▶ [LISTED ENTRIES]

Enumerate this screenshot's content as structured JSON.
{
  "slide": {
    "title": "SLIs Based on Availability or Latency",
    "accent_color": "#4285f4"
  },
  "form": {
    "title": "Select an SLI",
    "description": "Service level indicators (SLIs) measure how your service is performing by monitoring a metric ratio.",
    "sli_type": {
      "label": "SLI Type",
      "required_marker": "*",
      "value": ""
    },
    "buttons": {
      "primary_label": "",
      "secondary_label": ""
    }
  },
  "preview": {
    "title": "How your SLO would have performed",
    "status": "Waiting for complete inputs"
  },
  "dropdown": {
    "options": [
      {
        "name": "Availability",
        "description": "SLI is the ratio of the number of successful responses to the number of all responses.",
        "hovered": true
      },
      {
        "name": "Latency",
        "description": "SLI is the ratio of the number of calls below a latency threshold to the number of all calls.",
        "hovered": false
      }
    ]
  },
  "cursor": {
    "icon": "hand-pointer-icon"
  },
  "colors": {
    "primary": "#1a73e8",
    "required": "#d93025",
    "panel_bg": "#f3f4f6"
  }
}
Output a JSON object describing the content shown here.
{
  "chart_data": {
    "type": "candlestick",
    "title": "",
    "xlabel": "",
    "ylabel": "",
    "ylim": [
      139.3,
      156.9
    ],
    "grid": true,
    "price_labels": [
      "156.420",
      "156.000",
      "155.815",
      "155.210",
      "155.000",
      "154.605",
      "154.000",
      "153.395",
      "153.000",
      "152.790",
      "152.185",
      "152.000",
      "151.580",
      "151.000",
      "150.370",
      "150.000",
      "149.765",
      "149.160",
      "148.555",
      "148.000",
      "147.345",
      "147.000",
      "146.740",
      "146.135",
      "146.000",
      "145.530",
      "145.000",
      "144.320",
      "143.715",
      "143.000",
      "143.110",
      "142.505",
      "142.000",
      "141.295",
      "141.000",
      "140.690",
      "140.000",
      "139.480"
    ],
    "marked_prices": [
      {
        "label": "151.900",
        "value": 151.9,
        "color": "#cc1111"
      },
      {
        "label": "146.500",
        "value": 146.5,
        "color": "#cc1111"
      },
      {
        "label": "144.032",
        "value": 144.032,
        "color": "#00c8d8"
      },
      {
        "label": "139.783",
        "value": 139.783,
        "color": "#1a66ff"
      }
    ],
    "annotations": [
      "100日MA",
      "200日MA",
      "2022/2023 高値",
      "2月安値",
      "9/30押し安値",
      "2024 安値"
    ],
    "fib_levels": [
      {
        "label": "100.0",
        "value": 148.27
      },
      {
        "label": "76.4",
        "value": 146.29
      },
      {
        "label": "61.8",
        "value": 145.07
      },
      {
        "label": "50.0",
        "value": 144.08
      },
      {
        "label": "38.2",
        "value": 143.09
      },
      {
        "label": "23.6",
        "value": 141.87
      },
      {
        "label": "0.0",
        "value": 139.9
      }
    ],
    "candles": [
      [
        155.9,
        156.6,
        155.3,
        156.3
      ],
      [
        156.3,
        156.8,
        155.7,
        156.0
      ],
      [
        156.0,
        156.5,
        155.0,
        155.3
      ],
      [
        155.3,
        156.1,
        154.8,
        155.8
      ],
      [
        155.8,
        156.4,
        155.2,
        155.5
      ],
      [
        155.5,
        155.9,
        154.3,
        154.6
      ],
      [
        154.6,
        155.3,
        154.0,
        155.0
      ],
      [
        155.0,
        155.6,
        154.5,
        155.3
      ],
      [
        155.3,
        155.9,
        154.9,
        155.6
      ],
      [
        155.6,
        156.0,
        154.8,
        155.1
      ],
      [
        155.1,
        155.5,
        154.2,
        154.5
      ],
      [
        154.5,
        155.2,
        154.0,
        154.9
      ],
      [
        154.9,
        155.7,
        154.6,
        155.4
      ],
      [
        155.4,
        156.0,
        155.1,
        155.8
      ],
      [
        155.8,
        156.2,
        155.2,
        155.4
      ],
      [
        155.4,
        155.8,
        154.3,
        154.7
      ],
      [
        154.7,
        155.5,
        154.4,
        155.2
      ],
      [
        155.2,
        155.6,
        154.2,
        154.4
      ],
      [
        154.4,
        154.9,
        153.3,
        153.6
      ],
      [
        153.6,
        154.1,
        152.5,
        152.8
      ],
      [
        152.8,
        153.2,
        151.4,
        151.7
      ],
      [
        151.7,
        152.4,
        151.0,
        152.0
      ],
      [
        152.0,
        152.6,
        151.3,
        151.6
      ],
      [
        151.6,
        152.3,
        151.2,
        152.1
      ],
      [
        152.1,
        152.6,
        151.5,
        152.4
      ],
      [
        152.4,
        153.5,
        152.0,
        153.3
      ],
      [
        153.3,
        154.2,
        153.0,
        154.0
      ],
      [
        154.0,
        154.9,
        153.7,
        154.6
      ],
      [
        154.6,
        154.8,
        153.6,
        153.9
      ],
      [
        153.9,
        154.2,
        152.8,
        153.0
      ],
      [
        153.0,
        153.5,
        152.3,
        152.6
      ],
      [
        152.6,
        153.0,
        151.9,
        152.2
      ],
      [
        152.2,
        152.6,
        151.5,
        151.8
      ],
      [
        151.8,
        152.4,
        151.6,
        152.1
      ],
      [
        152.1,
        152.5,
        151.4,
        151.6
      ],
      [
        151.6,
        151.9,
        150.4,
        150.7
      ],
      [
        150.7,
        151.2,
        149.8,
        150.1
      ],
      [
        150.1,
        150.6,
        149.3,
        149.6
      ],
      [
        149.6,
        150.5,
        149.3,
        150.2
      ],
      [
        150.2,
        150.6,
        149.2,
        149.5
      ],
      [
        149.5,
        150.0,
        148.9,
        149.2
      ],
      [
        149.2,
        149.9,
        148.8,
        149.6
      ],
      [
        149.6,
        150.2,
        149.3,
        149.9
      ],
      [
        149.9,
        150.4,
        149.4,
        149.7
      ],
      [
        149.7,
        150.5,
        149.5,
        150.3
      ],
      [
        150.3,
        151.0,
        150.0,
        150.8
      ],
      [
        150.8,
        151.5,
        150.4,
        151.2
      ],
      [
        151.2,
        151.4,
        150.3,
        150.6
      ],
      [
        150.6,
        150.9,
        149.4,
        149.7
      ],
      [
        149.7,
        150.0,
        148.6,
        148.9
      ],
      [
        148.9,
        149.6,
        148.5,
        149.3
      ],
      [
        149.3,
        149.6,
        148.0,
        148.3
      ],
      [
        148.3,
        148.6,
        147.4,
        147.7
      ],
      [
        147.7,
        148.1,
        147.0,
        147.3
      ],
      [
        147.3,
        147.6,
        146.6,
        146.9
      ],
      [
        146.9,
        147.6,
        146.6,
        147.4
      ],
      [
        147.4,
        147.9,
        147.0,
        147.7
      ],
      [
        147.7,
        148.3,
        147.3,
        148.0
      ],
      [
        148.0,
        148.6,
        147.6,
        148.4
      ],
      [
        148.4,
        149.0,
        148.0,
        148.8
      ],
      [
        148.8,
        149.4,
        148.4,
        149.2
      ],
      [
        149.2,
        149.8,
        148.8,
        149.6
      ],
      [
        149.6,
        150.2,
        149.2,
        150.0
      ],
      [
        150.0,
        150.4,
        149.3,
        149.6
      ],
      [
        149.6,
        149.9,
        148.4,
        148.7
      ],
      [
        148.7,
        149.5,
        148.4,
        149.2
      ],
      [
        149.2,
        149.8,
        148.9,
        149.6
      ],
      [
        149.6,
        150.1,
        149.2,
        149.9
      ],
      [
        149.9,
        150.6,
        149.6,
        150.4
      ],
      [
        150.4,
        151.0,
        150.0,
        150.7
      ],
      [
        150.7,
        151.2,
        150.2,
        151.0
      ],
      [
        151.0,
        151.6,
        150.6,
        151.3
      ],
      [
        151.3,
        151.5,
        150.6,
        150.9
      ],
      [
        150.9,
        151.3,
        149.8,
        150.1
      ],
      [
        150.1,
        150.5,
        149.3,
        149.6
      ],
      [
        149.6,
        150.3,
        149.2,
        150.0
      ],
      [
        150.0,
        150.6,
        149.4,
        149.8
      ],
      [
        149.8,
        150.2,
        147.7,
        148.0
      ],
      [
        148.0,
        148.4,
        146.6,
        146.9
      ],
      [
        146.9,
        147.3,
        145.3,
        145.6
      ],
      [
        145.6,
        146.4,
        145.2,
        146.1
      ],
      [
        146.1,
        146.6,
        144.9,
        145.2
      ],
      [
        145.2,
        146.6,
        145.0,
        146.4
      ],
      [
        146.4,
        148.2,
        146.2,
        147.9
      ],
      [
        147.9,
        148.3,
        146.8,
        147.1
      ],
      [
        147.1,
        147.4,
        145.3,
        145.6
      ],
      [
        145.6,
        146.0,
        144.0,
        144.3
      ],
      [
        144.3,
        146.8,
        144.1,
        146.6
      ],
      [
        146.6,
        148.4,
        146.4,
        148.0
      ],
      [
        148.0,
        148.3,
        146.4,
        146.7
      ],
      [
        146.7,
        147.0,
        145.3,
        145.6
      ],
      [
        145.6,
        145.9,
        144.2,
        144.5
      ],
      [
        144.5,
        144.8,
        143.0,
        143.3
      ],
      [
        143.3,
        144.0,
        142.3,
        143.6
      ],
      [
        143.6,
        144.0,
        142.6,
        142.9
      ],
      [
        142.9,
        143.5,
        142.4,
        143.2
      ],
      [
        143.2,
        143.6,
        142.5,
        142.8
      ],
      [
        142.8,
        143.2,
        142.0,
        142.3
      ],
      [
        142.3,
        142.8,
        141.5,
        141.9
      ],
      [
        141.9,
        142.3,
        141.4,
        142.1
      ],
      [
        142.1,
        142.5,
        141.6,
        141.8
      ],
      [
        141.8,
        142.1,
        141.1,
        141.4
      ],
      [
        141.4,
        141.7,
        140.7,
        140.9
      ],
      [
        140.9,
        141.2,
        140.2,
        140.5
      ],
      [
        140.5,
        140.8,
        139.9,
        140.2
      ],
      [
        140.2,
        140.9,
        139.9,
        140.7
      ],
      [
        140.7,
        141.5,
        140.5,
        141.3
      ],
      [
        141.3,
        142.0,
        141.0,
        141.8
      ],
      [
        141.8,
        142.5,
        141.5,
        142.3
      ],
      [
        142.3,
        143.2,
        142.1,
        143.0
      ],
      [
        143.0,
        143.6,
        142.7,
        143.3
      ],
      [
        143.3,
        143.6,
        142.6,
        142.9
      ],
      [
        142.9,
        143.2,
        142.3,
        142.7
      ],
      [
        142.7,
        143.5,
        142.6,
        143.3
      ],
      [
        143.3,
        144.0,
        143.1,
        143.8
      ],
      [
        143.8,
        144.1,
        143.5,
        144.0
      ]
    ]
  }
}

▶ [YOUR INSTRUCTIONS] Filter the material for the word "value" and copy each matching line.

▶ [EXPECTED ANSWER]
      "value": ""
        "value": 151.9,
        "value": 146.5,
        "value": 144.032,
        "value": 139.783,
        "value": 148.27
        "value": 146.29
        "value": 145.07
        "value": 144.08
        "value": 143.09
        "value": 141.87
        "value": 139.9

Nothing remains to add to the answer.